So before getting into the confusion of thinking these are all the same, uniformly top status individuals you’re supposed to look up to, consider using some standard metrics as worked out by sociologists before the money grab began, e.g. break-through studies on American social classes by W Lloyd Warner. Such work typically set up investigations to determine status, based on four independent variables: Housing (the value of your house and land), Income, Education and Occupational Status (often obtained from sources such as periodic measures of public ‘trust’ in certain occupations). Making all four variables equal in weight, construct a rubric where each variable is described, rated and given a number — say a percentage. For example under how-much-education, billionaire Forrest’s PhD should get him 90/100, Palmer’s biography lists a Law diploma, evidently two years FTE, rateable at 63/100.

In the disrupted world of rampaging communication and wild capitalism, this article suggests adding a fifth, subjective, more ‘qualitative’, moderating variable, because for billionaires at least, gross holdings of money can swamp the calculus and obscure the picture across the board. That variable might be one for ‘Esteem’. Conventionally a player acquires a certain status if other holders of that status agree to let them in. By extension, with esteem, check how any reasonable observers might judge the status seeker, giving a thumbs-up, or thumbs-down from the public on how much status they should have. In the two cases mentioned, consider the accolades conferred on Forrest for public service and systematic sharing of his wealth, and set that  against any public opprobrium; Palmer also has formal tributes or titles in his record, but has got into fractious party politics, and as such finds both admirers and others who hold him in contempt. Which would get the higher marks for esteem?


A small SES exercise was embarked on, on the two billionaires mentioned, which may show that even in 2020 status is not only about money. It questions whether access to vast money, much of it your own private fortune, is itself sufficient to get you the highest status. For convenience of reading, the results might be compared with the standard examination ratings used by most universities.
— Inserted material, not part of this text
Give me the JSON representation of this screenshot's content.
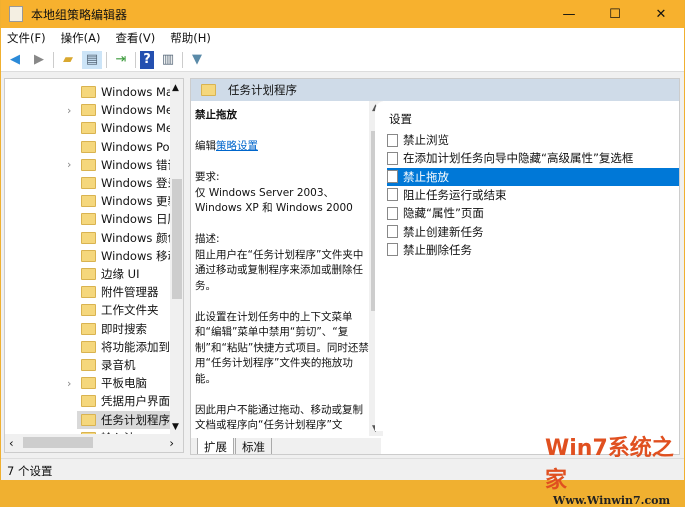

In that case Forrest would get a High Distinction (HD), with overall 91% over the five variables; Palmer a Distinction (D) on 77%. Getting wealth and status into perspective, such ratings remain attainable by many, with scores that firm up where criteria other than money are taken into account. An example here shows the workings for an assessment for Donald Trump.

Draft for describing criteria

Draft assessment of socio-economic status (SOS) of Donald Trump

Notes on the assessment for Trump

Total and comments: 80% – ‘Distinction’. Getting wealth and status into perspective: money remains the key source of socio-economic status, though as in this assessment the score may change where criteria other than wealth are taken into account. The variables for education (which will demand some humility while producing mostly widely-valued personal attributes), and esteem (with extremes of reaction to the man among other people, in big numbers), have denied Trump a place in the top drawer of society.